* The task *
Each record must be printed again exactly as it appears.

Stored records
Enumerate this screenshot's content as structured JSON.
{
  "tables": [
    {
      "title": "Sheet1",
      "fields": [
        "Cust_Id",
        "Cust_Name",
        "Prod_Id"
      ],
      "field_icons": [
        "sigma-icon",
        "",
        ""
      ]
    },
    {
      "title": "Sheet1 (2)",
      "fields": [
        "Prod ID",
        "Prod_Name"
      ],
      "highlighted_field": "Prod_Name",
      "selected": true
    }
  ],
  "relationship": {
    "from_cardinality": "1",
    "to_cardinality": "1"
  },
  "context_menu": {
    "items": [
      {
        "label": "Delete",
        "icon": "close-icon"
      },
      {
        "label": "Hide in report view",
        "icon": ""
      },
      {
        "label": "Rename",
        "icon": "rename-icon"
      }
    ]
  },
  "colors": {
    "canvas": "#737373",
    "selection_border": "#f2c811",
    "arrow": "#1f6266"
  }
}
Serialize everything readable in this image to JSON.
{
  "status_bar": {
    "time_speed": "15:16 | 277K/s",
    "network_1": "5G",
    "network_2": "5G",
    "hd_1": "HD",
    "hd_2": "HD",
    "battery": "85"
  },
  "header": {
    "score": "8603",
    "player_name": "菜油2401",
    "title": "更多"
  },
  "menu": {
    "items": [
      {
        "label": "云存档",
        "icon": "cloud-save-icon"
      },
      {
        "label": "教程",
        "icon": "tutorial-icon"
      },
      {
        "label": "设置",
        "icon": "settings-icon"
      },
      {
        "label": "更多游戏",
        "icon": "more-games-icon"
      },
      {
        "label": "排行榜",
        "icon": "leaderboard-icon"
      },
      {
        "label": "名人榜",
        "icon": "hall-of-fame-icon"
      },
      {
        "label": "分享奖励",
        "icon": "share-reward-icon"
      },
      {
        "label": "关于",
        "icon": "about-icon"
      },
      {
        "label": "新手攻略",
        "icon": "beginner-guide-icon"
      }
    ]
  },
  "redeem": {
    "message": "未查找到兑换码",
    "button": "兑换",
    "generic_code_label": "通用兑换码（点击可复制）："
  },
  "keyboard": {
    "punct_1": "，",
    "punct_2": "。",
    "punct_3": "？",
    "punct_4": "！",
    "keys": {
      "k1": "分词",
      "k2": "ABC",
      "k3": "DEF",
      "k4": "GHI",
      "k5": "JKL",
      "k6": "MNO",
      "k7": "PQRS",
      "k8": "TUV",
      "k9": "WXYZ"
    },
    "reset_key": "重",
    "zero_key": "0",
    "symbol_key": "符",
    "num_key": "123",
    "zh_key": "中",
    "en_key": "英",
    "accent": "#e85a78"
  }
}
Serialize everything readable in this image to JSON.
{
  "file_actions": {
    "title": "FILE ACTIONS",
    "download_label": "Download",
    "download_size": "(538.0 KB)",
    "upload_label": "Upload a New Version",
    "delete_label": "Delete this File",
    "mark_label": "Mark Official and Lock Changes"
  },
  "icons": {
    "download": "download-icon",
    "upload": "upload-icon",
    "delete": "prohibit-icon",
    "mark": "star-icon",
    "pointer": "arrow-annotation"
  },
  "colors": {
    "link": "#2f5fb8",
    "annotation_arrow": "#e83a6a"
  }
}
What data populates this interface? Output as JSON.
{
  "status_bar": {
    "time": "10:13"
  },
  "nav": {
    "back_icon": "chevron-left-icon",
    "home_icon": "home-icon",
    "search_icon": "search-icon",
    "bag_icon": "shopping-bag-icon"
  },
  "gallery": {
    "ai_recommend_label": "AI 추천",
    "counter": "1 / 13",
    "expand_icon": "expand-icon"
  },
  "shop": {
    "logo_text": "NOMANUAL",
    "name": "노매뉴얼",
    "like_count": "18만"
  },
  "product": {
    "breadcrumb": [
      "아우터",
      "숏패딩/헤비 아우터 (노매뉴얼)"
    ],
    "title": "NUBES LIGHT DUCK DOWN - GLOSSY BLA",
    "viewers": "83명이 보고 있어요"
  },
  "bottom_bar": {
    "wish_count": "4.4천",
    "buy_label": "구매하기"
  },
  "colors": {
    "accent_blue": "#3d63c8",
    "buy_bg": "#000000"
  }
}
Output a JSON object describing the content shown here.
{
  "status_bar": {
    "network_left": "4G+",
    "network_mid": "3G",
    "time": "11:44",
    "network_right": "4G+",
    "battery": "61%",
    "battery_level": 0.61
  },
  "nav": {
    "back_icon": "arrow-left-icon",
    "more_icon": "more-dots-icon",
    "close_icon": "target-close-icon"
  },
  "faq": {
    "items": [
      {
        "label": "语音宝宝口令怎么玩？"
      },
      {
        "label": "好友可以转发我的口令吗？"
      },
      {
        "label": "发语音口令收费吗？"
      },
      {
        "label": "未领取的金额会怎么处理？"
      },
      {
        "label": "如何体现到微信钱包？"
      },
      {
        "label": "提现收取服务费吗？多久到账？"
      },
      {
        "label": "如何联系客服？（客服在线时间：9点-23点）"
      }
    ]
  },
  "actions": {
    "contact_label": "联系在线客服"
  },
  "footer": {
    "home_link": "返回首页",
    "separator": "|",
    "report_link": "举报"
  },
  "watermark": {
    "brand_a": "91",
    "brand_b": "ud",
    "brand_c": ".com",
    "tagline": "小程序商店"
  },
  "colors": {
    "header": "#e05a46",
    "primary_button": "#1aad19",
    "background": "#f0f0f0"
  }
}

* Solution to this task *
Enumerate this screenshot's content as structured JSON.
{
  "tables": [
    {
      "title": "Sheet1",
      "fields": [
        "Cust_Id",
        "Cust_Name",
        "Prod_Id"
      ],
      "field_icons": [
        "sigma-icon",
        "",
        ""
      ]
    },
    {
      "title": "Sheet1 (2)",
      "fields": [
        "Prod ID",
        "Prod_Name"
      ],
      "highlighted_field": "Prod_Name",
      "selected": true
    }
  ],
  "relationship": {
    "from_cardinality": "1",
    "to_cardinality": "1"
  },
  "context_menu": {
    "items": [
      {
        "label": "Delete",
        "icon": "close-icon"
      },
      {
        "label": "Hide in report view",
        "icon": ""
      },
      {
        "label": "Rename",
        "icon": "rename-icon"
      }
    ]
  },
  "colors": {
    "canvas": "#737373",
    "selection_border": "#f2c811",
    "arrow": "#1f6266"
  }
}
Serialize everything readable in this image to JSON.
{
  "status_bar": {
    "time_speed": "15:16 | 277K/s",
    "network_1": "5G",
    "network_2": "5G",
    "hd_1": "HD",
    "hd_2": "HD",
    "battery": "85"
  },
  "header": {
    "score": "8603",
    "player_name": "菜油2401",
    "title": "更多"
  },
  "menu": {
    "items": [
      {
        "label": "云存档",
        "icon": "cloud-save-icon"
      },
      {
        "label": "教程",
        "icon": "tutorial-icon"
      },
      {
        "label": "设置",
        "icon": "settings-icon"
      },
      {
        "label": "更多游戏",
        "icon": "more-games-icon"
      },
      {
        "label": "排行榜",
        "icon": "leaderboard-icon"
      },
      {
        "label": "名人榜",
        "icon": "hall-of-fame-icon"
      },
      {
        "label": "分享奖励",
        "icon": "share-reward-icon"
      },
      {
        "label": "关于",
        "icon": "about-icon"
      },
      {
        "label": "新手攻略",
        "icon": "beginner-guide-icon"
      }
    ]
  },
  "redeem": {
    "message": "未查找到兑换码",
    "button": "兑换",
    "generic_code_label": "通用兑换码（点击可复制）："
  },
  "keyboard": {
    "punct_1": "，",
    "punct_2": "。",
    "punct_3": "？",
    "punct_4": "！",
    "keys": {
      "k1": "分词",
      "k2": "ABC",
      "k3": "DEF",
      "k4": "GHI",
      "k5": "JKL",
      "k6": "MNO",
      "k7": "PQRS",
      "k8": "TUV",
      "k9": "WXYZ"
    },
    "reset_key": "重",
    "zero_key": "0",
    "symbol_key": "符",
    "num_key": "123",
    "zh_key": "中",
    "en_key": "英",
    "accent": "#e85a78"
  }
}
Serialize everything readable in this image to JSON.
{
  "file_actions": {
    "title": "FILE ACTIONS",
    "download_label": "Download",
    "download_size": "(538.0 KB)",
    "upload_label": "Upload a New Version",
    "delete_label": "Delete this File",
    "mark_label": "Mark Official and Lock Changes"
  },
  "icons": {
    "download": "download-icon",
    "upload": "upload-icon",
    "delete": "prohibit-icon",
    "mark": "star-icon",
    "pointer": "arrow-annotation"
  },
  "colors": {
    "link": "#2f5fb8",
    "annotation_arrow": "#e83a6a"
  }
}
What data populates this interface? Output as JSON.
{
  "status_bar": {
    "time": "10:13"
  },
  "nav": {
    "back_icon": "chevron-left-icon",
    "home_icon": "home-icon",
    "search_icon": "search-icon",
    "bag_icon": "shopping-bag-icon"
  },
  "gallery": {
    "ai_recommend_label": "AI 추천",
    "counter": "1 / 13",
    "expand_icon": "expand-icon"
  },
  "shop": {
    "logo_text": "NOMANUAL",
    "name": "노매뉴얼",
    "like_count": "18만"
  },
  "product": {
    "breadcrumb": [
      "아우터",
      "숏패딩/헤비 아우터 (노매뉴얼)"
    ],
    "title": "NUBES LIGHT DUCK DOWN - GLOSSY BLA",
    "viewers": "83명이 보고 있어요"
  },
  "bottom_bar": {
    "wish_count": "4.4천",
    "buy_label": "구매하기"
  },
  "colors": {
    "accent_blue": "#3d63c8",
    "buy_bg": "#000000"
  }
}
Output a JSON object describing the content shown here.
{
  "status_bar": {
    "network_left": "4G+",
    "network_mid": "3G",
    "time": "11:44",
    "network_right": "4G+",
    "battery": "61%",
    "battery_level": 0.61
  },
  "nav": {
    "back_icon": "arrow-left-icon",
    "more_icon": "more-dots-icon",
    "close_icon": "target-close-icon"
  },
  "faq": {
    "items": [
      {
        "label": "语音宝宝口令怎么玩？"
      },
      {
        "label": "好友可以转发我的口令吗？"
      },
      {
        "label": "发语音口令收费吗？"
      },
      {
        "label": "未领取的金额会怎么处理？"
      },
      {
        "label": "如何体现到微信钱包？"
      },
      {
        "label": "提现收取服务费吗？多久到账？"
      },
      {
        "label": "如何联系客服？（客服在线时间：9点-23点）"
      }
    ]
  },
  "actions": {
    "contact_label": "联系在线客服"
  },
  "footer": {
    "home_link": "返回首页",
    "separator": "|",
    "report_link": "举报"
  },
  "watermark": {
    "brand_a": "91",
    "brand_b": "ud",
    "brand_c": ".com",
    "tagline": "小程序商店"
  },
  "colors": {
    "header": "#e05a46",
    "primary_button": "#1aad19",
    "background": "#f0f0f0"
  }
}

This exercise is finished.